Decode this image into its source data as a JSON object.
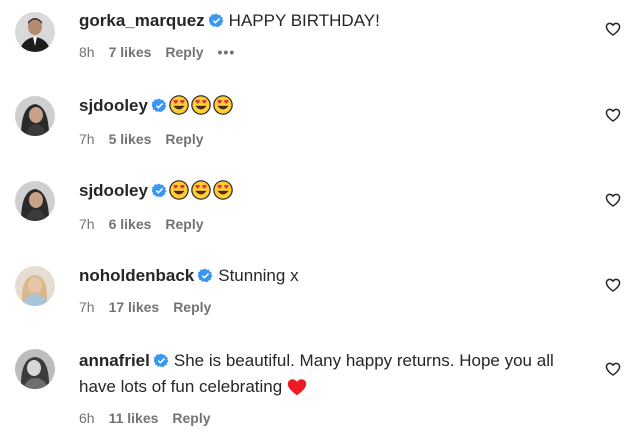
{
  "comments": [
    {
      "username": "gorka_marquez",
      "text": "HAPPY BIRTHDAY!",
      "time": "8h",
      "likes": "7 likes",
      "reply": "Reply",
      "more": "•••",
      "avatar": "avatar-man-suit"
    },
    {
      "username": "sjdooley",
      "text": "😍😍😍",
      "time": "7h",
      "likes": "5 likes",
      "reply": "Reply",
      "avatar": "avatar-woman-dark-hair"
    },
    {
      "username": "sjdooley",
      "text": "😍😍😍",
      "time": "7h",
      "likes": "6 likes",
      "reply": "Reply",
      "avatar": "avatar-woman-dark-hair"
    },
    {
      "username": "noholdenback",
      "text": "Stunning x",
      "time": "7h",
      "likes": "17 likes",
      "reply": "Reply",
      "avatar": "avatar-woman-blonde"
    },
    {
      "username": "annafriel",
      "text": "She is beautiful. Many happy returns. Hope you all have lots of fun celebrating",
      "emoji": "❤️",
      "time": "6h",
      "likes": "11 likes",
      "reply": "Reply",
      "avatar": "avatar-woman-bw"
    }
  ],
  "colors": {
    "text": "#262626",
    "meta": "#737373",
    "verified": "#3897f0",
    "heart_red": "#ed1c24"
  },
  "icons": {
    "verified": "verified-badge-icon",
    "like": "heart-outline-icon",
    "emoji": "heart-eyes-emoji-icon"
  }
}
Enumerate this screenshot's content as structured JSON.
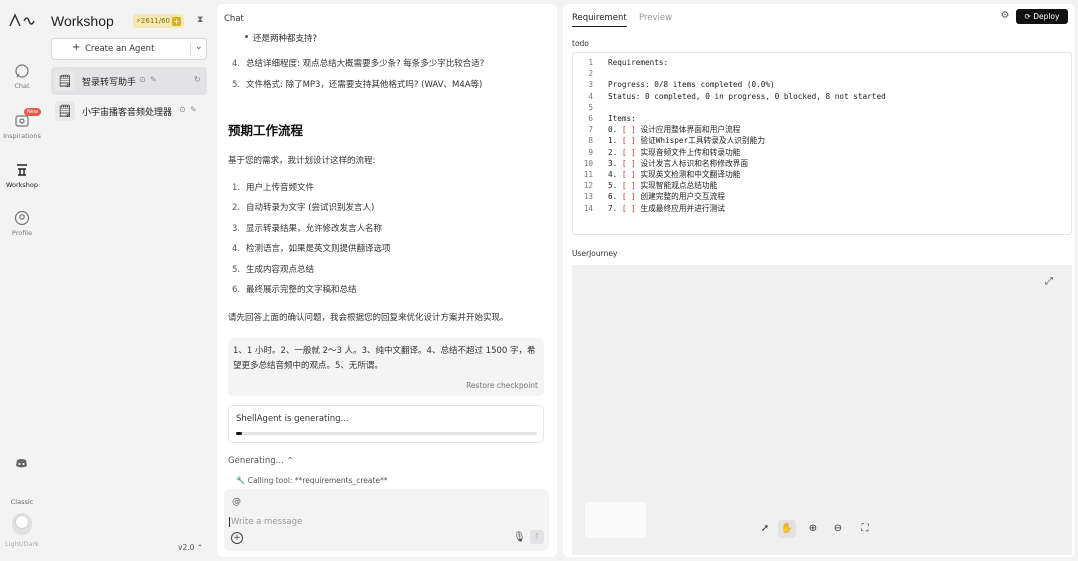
{
  "app": {
    "title": "Workshop",
    "credit": "2611/60",
    "version": "v2.0"
  },
  "rail": {
    "items": [
      {
        "label": "Chat",
        "icon": "chat-icon"
      },
      {
        "label": "Inspirations",
        "icon": "inspirations-icon",
        "badge": "New"
      },
      {
        "label": "Workshop",
        "icon": "workshop-icon"
      },
      {
        "label": "Profile",
        "icon": "profile-icon"
      }
    ],
    "mode_label": "Classic",
    "theme_label": "Light/Dark"
  },
  "sidebar": {
    "create_label": "Create an Agent",
    "agents": [
      {
        "name": "智录转写助手"
      },
      {
        "name": "小宇宙播客音频处理器"
      }
    ]
  },
  "chat": {
    "header": "Chat",
    "sub_bullet": "还是两种都支持?",
    "questions": [
      {
        "num": "4.",
        "text": "总结详细程度: 观点总结大概需要多少条? 每条多少字比较合适?"
      },
      {
        "num": "5.",
        "text": "文件格式: 除了MP3，还需要支持其他格式吗? (WAV、M4A等)"
      }
    ],
    "heading": "预期工作流程",
    "intro": "基于您的需求，我计划设计这样的流程:",
    "steps": [
      {
        "num": "1.",
        "text": "用户上传音频文件"
      },
      {
        "num": "2.",
        "text": "自动转录为文字 (尝试识别发言人)"
      },
      {
        "num": "3.",
        "text": "显示转录结果，允许修改发言人名称"
      },
      {
        "num": "4.",
        "text": "检测语言，如果是英文则提供翻译选项"
      },
      {
        "num": "5.",
        "text": "生成内容观点总结"
      },
      {
        "num": "6.",
        "text": "最终展示完整的文字稿和总结"
      }
    ],
    "closing": "请先回答上面的确认问题，我会根据您的回复来优化设计方案并开始实现。",
    "user_answer": "1、1 小时。2、一般就 2～3 人。3、纯中文翻译。4、总结不超过 1500 字，希望更多总结音频中的观点。5、无所谓。",
    "restore_label": "Restore checkpoint",
    "generating_text": "ShellAgent is generating...",
    "progress": 0.02,
    "generating_label": "Generating...",
    "calling_text": "Calling tool: **requirements_create**",
    "input_at": "@",
    "input_placeholder": "Write a message"
  },
  "right": {
    "tabs": [
      "Requirement",
      "Preview"
    ],
    "deploy_label": "Deploy",
    "todo_label": "todo",
    "todo_lines": [
      {
        "n": "1",
        "text": "Requirements:"
      },
      {
        "n": "2",
        "text": ""
      },
      {
        "n": "3",
        "text": "Progress: 0/8 items completed (0.0%)"
      },
      {
        "n": "4",
        "text": "Status: 0 completed, 0 in progress, 0 blocked, 8 not started"
      },
      {
        "n": "5",
        "text": ""
      },
      {
        "n": "6",
        "text": "Items:"
      },
      {
        "n": "7",
        "pre": "0. ",
        "cb": "[ ]",
        "text": " 设计应用整体界面和用户流程"
      },
      {
        "n": "8",
        "pre": "1. ",
        "cb": "[ ]",
        "text": " 验证Whisper工具转录及人识别能力"
      },
      {
        "n": "9",
        "pre": "2. ",
        "cb": "[ ]",
        "text": " 实现音频文件上传和转录功能"
      },
      {
        "n": "10",
        "pre": "3. ",
        "cb": "[ ]",
        "text": " 设计发言人标识和名称修改界面"
      },
      {
        "n": "11",
        "pre": "4. ",
        "cb": "[ ]",
        "text": " 实现英文检测和中文翻译功能"
      },
      {
        "n": "12",
        "pre": "5. ",
        "cb": "[ ]",
        "text": " 实现智能观点总结功能"
      },
      {
        "n": "13",
        "pre": "6. ",
        "cb": "[ ]",
        "text": " 创建完整的用户交互流程"
      },
      {
        "n": "14",
        "pre": "7. ",
        "cb": "[ ]",
        "text": " 生成最终应用并进行测试"
      }
    ],
    "journey_label": "UserJourney"
  }
}
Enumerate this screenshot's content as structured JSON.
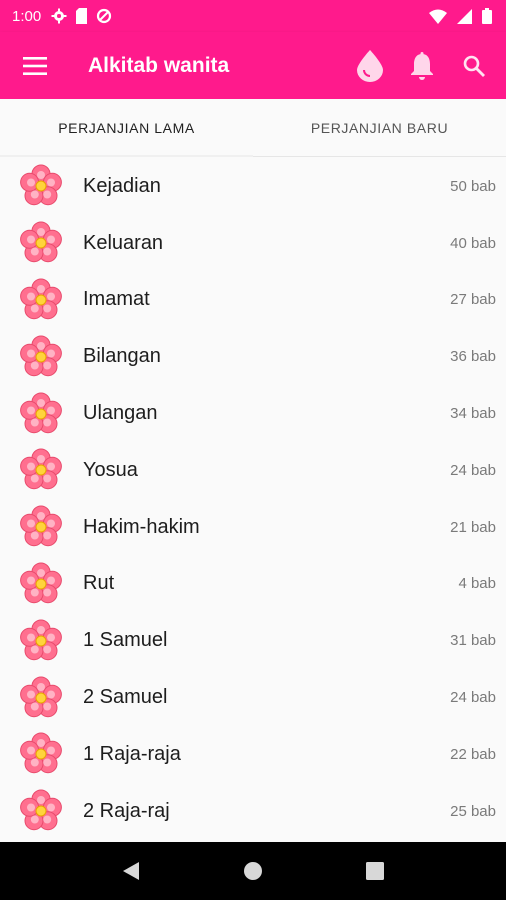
{
  "status": {
    "time": "1:00"
  },
  "app": {
    "title": "Alkitab wanita",
    "accent": "#ff1a8c"
  },
  "icons": [
    "menu-icon",
    "drop-icon",
    "bell-icon",
    "search-icon",
    "flower-icon"
  ],
  "tabs": [
    {
      "label": "PERJANJIAN LAMA",
      "active": true
    },
    {
      "label": "PERJANJIAN BARU",
      "active": false
    }
  ],
  "books": [
    {
      "name": "Kejadian",
      "count": "50 bab"
    },
    {
      "name": "Keluaran",
      "count": "40 bab"
    },
    {
      "name": "Imamat",
      "count": "27 bab"
    },
    {
      "name": "Bilangan",
      "count": "36 bab"
    },
    {
      "name": "Ulangan",
      "count": "34 bab"
    },
    {
      "name": "Yosua",
      "count": "24 bab"
    },
    {
      "name": "Hakim-hakim",
      "count": "21 bab"
    },
    {
      "name": "Rut",
      "count": "4 bab"
    },
    {
      "name": "1 Samuel",
      "count": "31 bab"
    },
    {
      "name": "2 Samuel",
      "count": "24 bab"
    },
    {
      "name": "1 Raja-raja",
      "count": "22 bab"
    },
    {
      "name": "2 Raja-raj",
      "count": "25 bab"
    }
  ]
}
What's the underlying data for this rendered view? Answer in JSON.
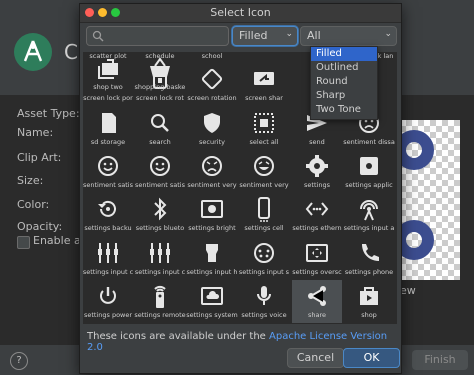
{
  "background": {
    "title": "C",
    "labels": [
      "Asset Type:",
      "Name:",
      "Clip Art:",
      "Size:",
      "Color:",
      "Opacity:"
    ],
    "checkbox_label": "Enable au",
    "preview_label": "ew",
    "help": "?",
    "finish_label": "Finish"
  },
  "dialog": {
    "title": "Select Icon",
    "search_placeholder": "",
    "style_dropdown": "Filled",
    "category_dropdown": "All",
    "style_options": [
      "Filled",
      "Outlined",
      "Round",
      "Sharp",
      "Two Tone"
    ],
    "license_text": "These icons are available under the",
    "license_link": "Apache License Version 2.0",
    "cancel_label": "Cancel",
    "ok_label": "OK"
  },
  "icons": [
    {
      "label": "scatter plot",
      "icon": "scatter-plot-icon"
    },
    {
      "label": "schedule",
      "icon": "schedule-icon"
    },
    {
      "label": "school",
      "icon": "school-icon"
    },
    {
      "label": "",
      "icon": ""
    },
    {
      "label": "",
      "icon": ""
    },
    {
      "label": "screen lock lan",
      "icon": "screen-lock-landscape-icon"
    },
    {
      "label": "screen lock por",
      "icon": "screen-lock-portrait-icon"
    },
    {
      "label": "screen lock rot",
      "icon": "screen-lock-rotation-icon"
    },
    {
      "label": "screen rotation",
      "icon": "screen-rotation-icon"
    },
    {
      "label": "screen shar",
      "icon": "screen-share-icon"
    },
    {
      "label": "",
      "icon": ""
    },
    {
      "label": "",
      "icon": ""
    },
    {
      "label": "sd storage",
      "icon": "sd-storage-icon"
    },
    {
      "label": "search",
      "icon": "search-icon"
    },
    {
      "label": "security",
      "icon": "security-icon"
    },
    {
      "label": "select all",
      "icon": "select-all-icon"
    },
    {
      "label": "send",
      "icon": "send-icon"
    },
    {
      "label": "sentiment dissa",
      "icon": "sentiment-dissatisfied-icon"
    },
    {
      "label": "sentiment satis",
      "icon": "sentiment-satisfied-icon"
    },
    {
      "label": "sentiment satis",
      "icon": "sentiment-satisfied-alt-icon"
    },
    {
      "label": "sentiment very",
      "icon": "sentiment-very-dissatisfied-icon"
    },
    {
      "label": "sentiment very",
      "icon": "sentiment-very-satisfied-icon"
    },
    {
      "label": "settings",
      "icon": "settings-icon"
    },
    {
      "label": "settings applic",
      "icon": "settings-applications-icon"
    },
    {
      "label": "settings backu",
      "icon": "settings-backup-restore-icon"
    },
    {
      "label": "settings blueto",
      "icon": "settings-bluetooth-icon"
    },
    {
      "label": "settings bright",
      "icon": "settings-brightness-icon"
    },
    {
      "label": "settings cell",
      "icon": "settings-cell-icon"
    },
    {
      "label": "settings ethern",
      "icon": "settings-ethernet-icon"
    },
    {
      "label": "settings input a",
      "icon": "settings-input-antenna-icon"
    },
    {
      "label": "settings input c",
      "icon": "settings-input-component-icon"
    },
    {
      "label": "settings input c",
      "icon": "settings-input-composite-icon"
    },
    {
      "label": "settings input h",
      "icon": "settings-input-hdmi-icon"
    },
    {
      "label": "settings input s",
      "icon": "settings-input-svideo-icon"
    },
    {
      "label": "settings oversc",
      "icon": "settings-overscan-icon"
    },
    {
      "label": "settings phone",
      "icon": "settings-phone-icon"
    },
    {
      "label": "settings power",
      "icon": "settings-power-icon"
    },
    {
      "label": "settings remote",
      "icon": "settings-remote-icon"
    },
    {
      "label": "settings system",
      "icon": "settings-system-daydream-icon"
    },
    {
      "label": "settings voice",
      "icon": "settings-voice-icon"
    },
    {
      "label": "share",
      "icon": "share-icon"
    },
    {
      "label": "shop",
      "icon": "shop-icon"
    },
    {
      "label": "shop two",
      "icon": "shop-two-icon"
    },
    {
      "label": "shopping baske",
      "icon": "shopping-basket-icon"
    }
  ],
  "selected_icon": "share",
  "colors": {
    "accent": "#4a88c7",
    "link": "#589df6",
    "menu_selection": "#2f65ca",
    "ok_button": "#365880",
    "preview_icon": "#3c4d8f"
  }
}
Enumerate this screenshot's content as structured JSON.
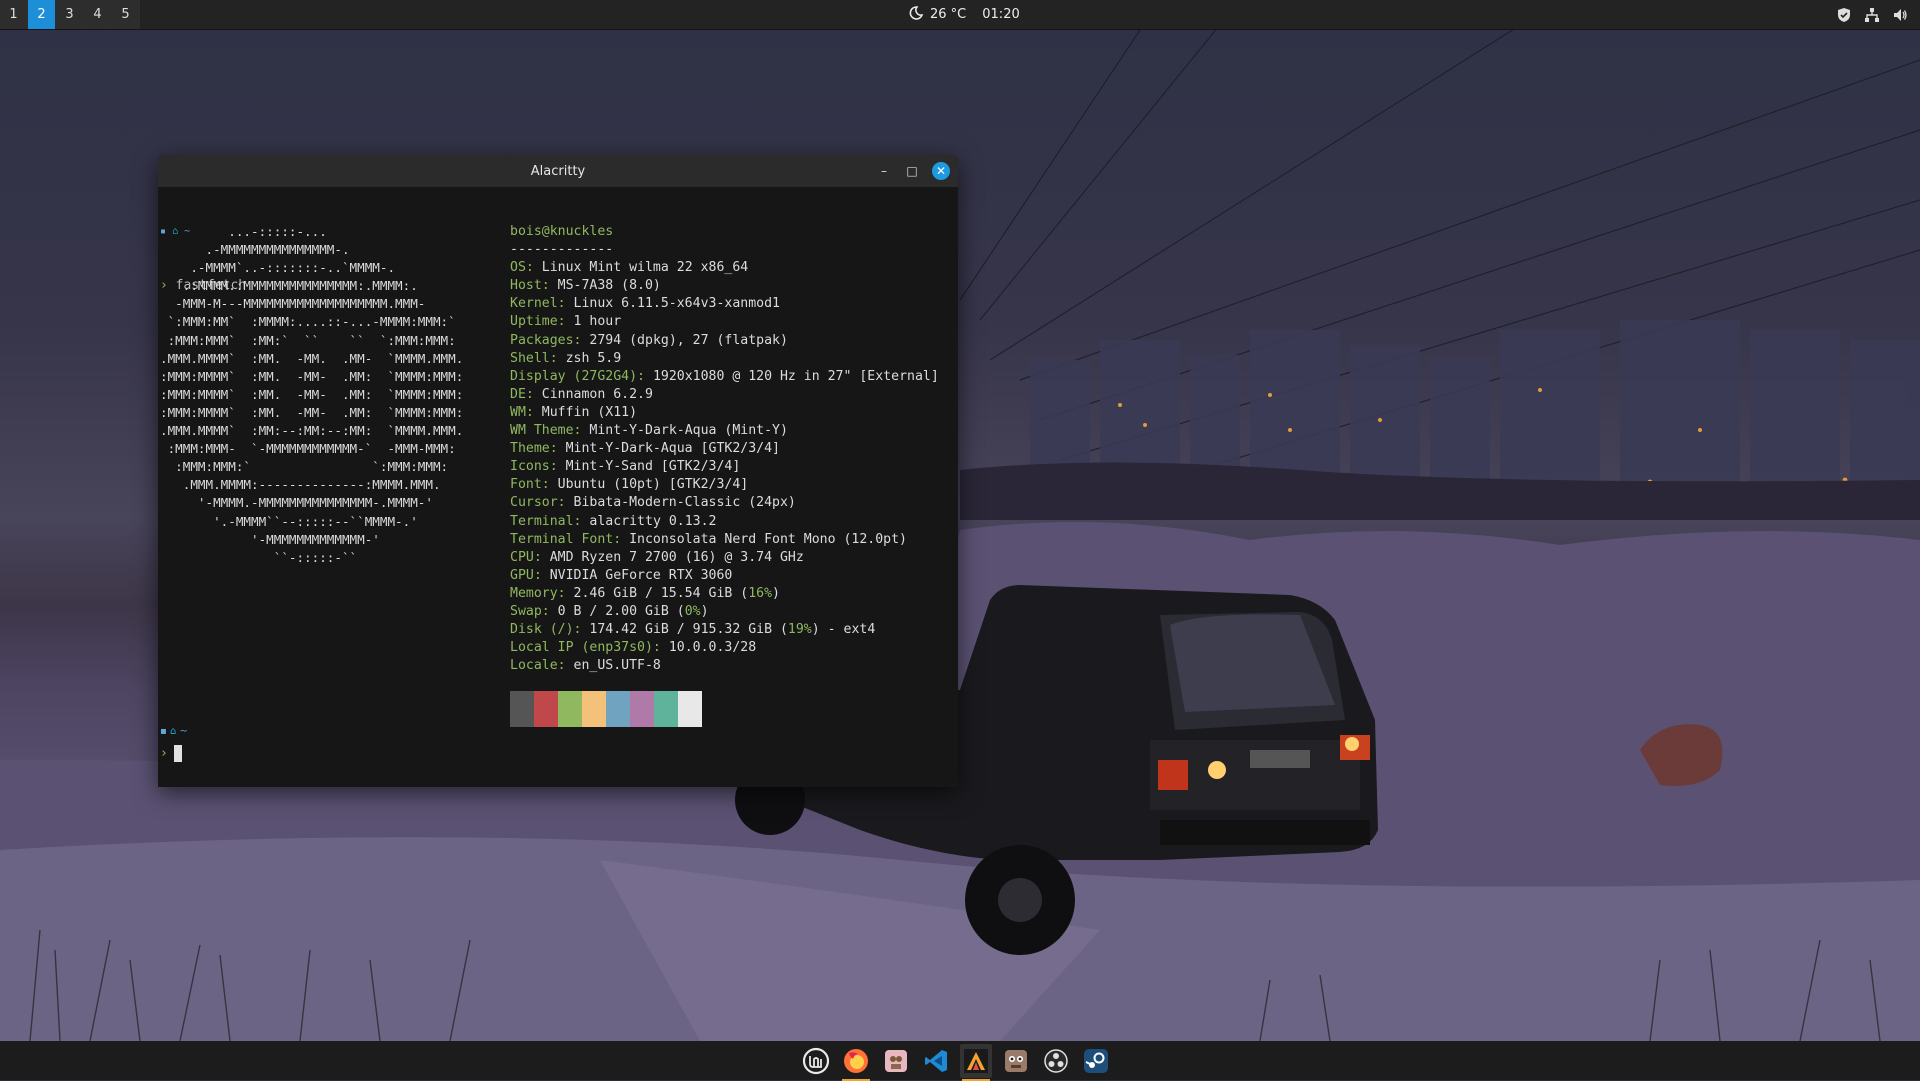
{
  "top_panel": {
    "workspaces": [
      "1",
      "2",
      "3",
      "4",
      "5"
    ],
    "active_workspace": "2",
    "weather": "26 °C",
    "time": "01:20"
  },
  "window": {
    "title": "Alacritty",
    "minimize": "–",
    "maximize": "□",
    "close": "✕"
  },
  "terminal": {
    "prompt_dir": "~",
    "command": "fastfetch",
    "ascii_logo": [
      "         ...-:::::-...",
      "      .-MMMMMMMMMMMMMMM-.",
      "    .-MMMM`..-:::::::-..`MMMM-.",
      "   .:MMMM.:MMMMMMMMMMMMMMM:.MMMM:.",
      "  -MMM-M---MMMMMMMMMMMMMMMMMMM.MMM-",
      " `:MMM:MM`  :MMMM:....::-...-MMMM:MMM:`",
      " :MMM:MMM`  :MM:`  ``    ``  `:MMM:MMM:",
      ".MMM.MMMM`  :MM.  -MM.  .MM-  `MMMM.MMM.",
      ":MMM:MMMM`  :MM.  -MM-  .MM:  `MMMM:MMM:",
      ":MMM:MMMM`  :MM.  -MM-  .MM:  `MMMM:MMM:",
      ":MMM:MMMM`  :MM.  -MM-  .MM:  `MMMM:MMM:",
      ".MMM.MMMM`  :MM:--:MM:--:MM:  `MMMM.MMM.",
      " :MMM:MMM-  `-MMMMMMMMMMMM-`  -MMM-MMM:",
      "  :MMM:MMM:`                `:MMM:MMM:",
      "   .MMM.MMMM:--------------:MMMM.MMM.",
      "     '-MMMM.-MMMMMMMMMMMMMMM-.MMMM-'",
      "       '.-MMMM``--:::::--``MMMM-.'",
      "            '-MMMMMMMMMMMMM-'",
      "               ``-:::::-``"
    ],
    "user_host": "bois@knuckles",
    "separator": "-------------",
    "info": [
      {
        "key": "OS",
        "value": "Linux Mint wilma 22 x86_64"
      },
      {
        "key": "Host",
        "value": "MS-7A38 (8.0)"
      },
      {
        "key": "Kernel",
        "value": "Linux 6.11.5-x64v3-xanmod1"
      },
      {
        "key": "Uptime",
        "value": "1 hour"
      },
      {
        "key": "Packages",
        "value": "2794 (dpkg), 27 (flatpak)"
      },
      {
        "key": "Shell",
        "value": "zsh 5.9"
      },
      {
        "key": "Display (27G2G4)",
        "value": "1920x1080 @ 120 Hz in 27\" [External]"
      },
      {
        "key": "DE",
        "value": "Cinnamon 6.2.9"
      },
      {
        "key": "WM",
        "value": "Muffin (X11)"
      },
      {
        "key": "WM Theme",
        "value": "Mint-Y-Dark-Aqua (Mint-Y)"
      },
      {
        "key": "Theme",
        "value": "Mint-Y-Dark-Aqua [GTK2/3/4]"
      },
      {
        "key": "Icons",
        "value": "Mint-Y-Sand [GTK2/3/4]"
      },
      {
        "key": "Font",
        "value": "Ubuntu (10pt) [GTK2/3/4]"
      },
      {
        "key": "Cursor",
        "value": "Bibata-Modern-Classic (24px)"
      },
      {
        "key": "Terminal",
        "value": "alacritty 0.13.2"
      },
      {
        "key": "Terminal Font",
        "value": "Inconsolata Nerd Font Mono (12.0pt)"
      },
      {
        "key": "CPU",
        "value": "AMD Ryzen 7 2700 (16) @ 3.74 GHz"
      },
      {
        "key": "GPU",
        "value": "NVIDIA GeForce RTX 3060"
      }
    ],
    "memory": {
      "key": "Memory",
      "value": "2.46 GiB / 15.54 GiB (",
      "pct": "16%",
      "suffix": ")"
    },
    "swap": {
      "key": "Swap",
      "value": "0 B / 2.00 GiB (",
      "pct": "0%",
      "suffix": ")"
    },
    "disk": {
      "key": "Disk (/)",
      "value": "174.42 GiB / 915.32 GiB (",
      "pct": "19%",
      "suffix": ") - ext4"
    },
    "local_ip": {
      "key": "Local IP (enp37s0)",
      "value": "10.0.0.3/28"
    },
    "locale": {
      "key": "Locale",
      "value": "en_US.UTF-8"
    },
    "palette": [
      "#555555",
      "#c0484a",
      "#8fb85f",
      "#f3c17a",
      "#6fa3c0",
      "#b07aa8",
      "#5fb39a",
      "#e8e8e8"
    ]
  },
  "dock": {
    "items": [
      "mint-menu-icon",
      "firefox-icon",
      "gimp-icon",
      "vscode-icon",
      "alacritty-icon",
      "gnome-boxes-icon",
      "obs-icon",
      "steam-icon"
    ]
  }
}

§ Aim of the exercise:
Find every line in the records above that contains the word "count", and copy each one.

§ Exercise response:
      "count": "50 bab"
      "count": "40 bab"
      "count": "27 bab"
      "count": "36 bab"
      "count": "34 bab"
      "count": "24 bab"
      "count": "21 bab"
      "count": "4 bab"
      "count": "31 bab"
      "count": "24 bab"
      "count": "22 bab"
      "count": "25 bab"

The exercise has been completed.